**Prompt:** Your output must consist of the records printed verbatim, with the pictures excluded.

——————

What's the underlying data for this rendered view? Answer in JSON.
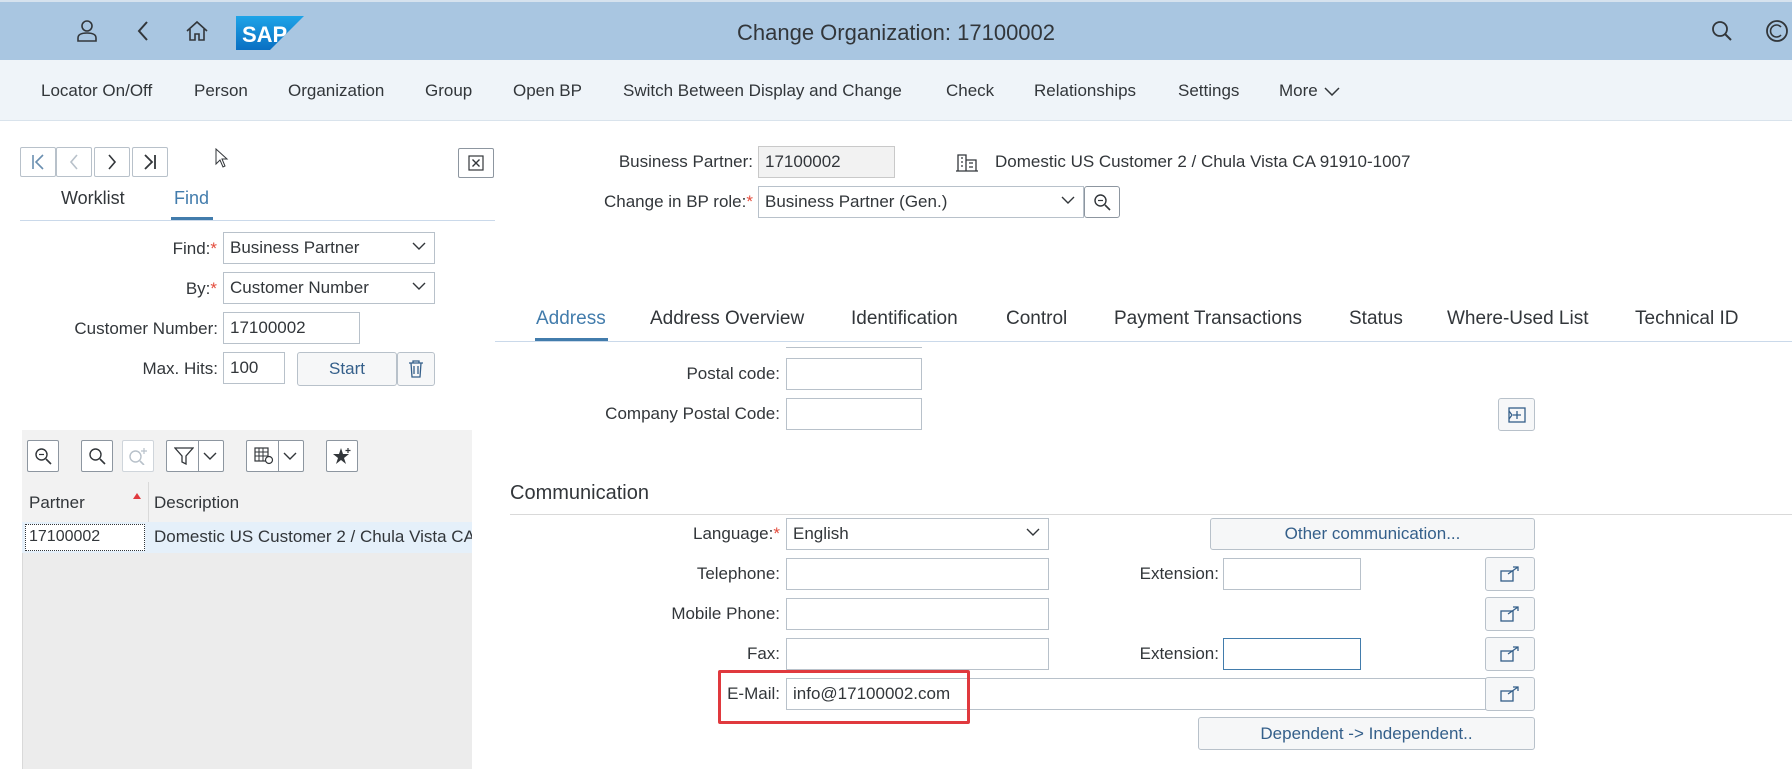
{
  "shell": {
    "title": "Change Organization: 17100002",
    "logo_text": "SAP"
  },
  "toolbar": {
    "items": [
      "Locator On/Off",
      "Person",
      "Organization",
      "Group",
      "Open BP",
      "Switch Between Display and Change",
      "Check",
      "Relationships",
      "Settings",
      "More"
    ]
  },
  "left_panel": {
    "tabs": [
      "Worklist",
      "Find"
    ],
    "active_tab": "Find",
    "find_label": "Find:",
    "find_value": "Business Partner",
    "by_label": "By:",
    "by_value": "Customer Number",
    "customer_number_label": "Customer Number:",
    "customer_number_value": "17100002",
    "max_hits_label": "Max. Hits:",
    "max_hits_value": "100",
    "start_label": "Start",
    "grid": {
      "columns": [
        "Partner",
        "Description"
      ],
      "rows": [
        {
          "partner": "17100002",
          "description": "Domestic US Customer 2 / Chula Vista CA"
        }
      ]
    }
  },
  "header": {
    "bp_label": "Business Partner:",
    "bp_value": "17100002",
    "bp_description": "Domestic US Customer 2 / Chula Vista CA 91910-1007",
    "role_label": "Change in BP role:",
    "role_value": "Business Partner (Gen.)"
  },
  "tabs": [
    "Address",
    "Address Overview",
    "Identification",
    "Control",
    "Payment Transactions",
    "Status",
    "Where-Used List",
    "Technical ID"
  ],
  "active_tab": "Address",
  "address": {
    "postal_code_label": "Postal code:",
    "postal_code_value": "",
    "company_postal_code_label": "Company Postal Code:",
    "company_postal_code_value": ""
  },
  "communication": {
    "title": "Communication",
    "language_label": "Language:",
    "language_value": "English",
    "other_comm_label": "Other communication...",
    "telephone_label": "Telephone:",
    "telephone_value": "",
    "extension_label": "Extension:",
    "tel_extension_value": "",
    "mobile_label": "Mobile Phone:",
    "mobile_value": "",
    "fax_label": "Fax:",
    "fax_value": "",
    "fax_extension_value": "",
    "email_label": "E-Mail:",
    "email_value": "info@17100002.com",
    "dependent_label": "Dependent -> Independent.."
  },
  "colors": {
    "shell_bg": "#a9c6e1",
    "toolbar_bg": "#eff4f9",
    "accent": "#427cac",
    "required": "#e34b3b",
    "highlight": "#e0393e"
  }
}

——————

**Final answer:**
What's the underlying data for this rendered view? Answer in JSON.
{
  "shell": {
    "title": "Change Organization: 17100002",
    "logo_text": "SAP"
  },
  "toolbar": {
    "items": [
      "Locator On/Off",
      "Person",
      "Organization",
      "Group",
      "Open BP",
      "Switch Between Display and Change",
      "Check",
      "Relationships",
      "Settings",
      "More"
    ]
  },
  "left_panel": {
    "tabs": [
      "Worklist",
      "Find"
    ],
    "active_tab": "Find",
    "find_label": "Find:",
    "find_value": "Business Partner",
    "by_label": "By:",
    "by_value": "Customer Number",
    "customer_number_label": "Customer Number:",
    "customer_number_value": "17100002",
    "max_hits_label": "Max. Hits:",
    "max_hits_value": "100",
    "start_label": "Start",
    "grid": {
      "columns": [
        "Partner",
        "Description"
      ],
      "rows": [
        {
          "partner": "17100002",
          "description": "Domestic US Customer 2 / Chula Vista CA"
        }
      ]
    }
  },
  "header": {
    "bp_label": "Business Partner:",
    "bp_value": "17100002",
    "bp_description": "Domestic US Customer 2 / Chula Vista CA 91910-1007",
    "role_label": "Change in BP role:",
    "role_value": "Business Partner (Gen.)"
  },
  "tabs": [
    "Address",
    "Address Overview",
    "Identification",
    "Control",
    "Payment Transactions",
    "Status",
    "Where-Used List",
    "Technical ID"
  ],
  "active_tab": "Address",
  "address": {
    "postal_code_label": "Postal code:",
    "postal_code_value": "",
    "company_postal_code_label": "Company Postal Code:",
    "company_postal_code_value": ""
  },
  "communication": {
    "title": "Communication",
    "language_label": "Language:",
    "language_value": "English",
    "other_comm_label": "Other communication...",
    "telephone_label": "Telephone:",
    "telephone_value": "",
    "extension_label": "Extension:",
    "tel_extension_value": "",
    "mobile_label": "Mobile Phone:",
    "mobile_value": "",
    "fax_label": "Fax:",
    "fax_value": "",
    "fax_extension_value": "",
    "email_label": "E-Mail:",
    "email_value": "info@17100002.com",
    "dependent_label": "Dependent -> Independent.."
  },
  "colors": {
    "shell_bg": "#a9c6e1",
    "toolbar_bg": "#eff4f9",
    "accent": "#427cac",
    "required": "#e34b3b",
    "highlight": "#e0393e"
  }
}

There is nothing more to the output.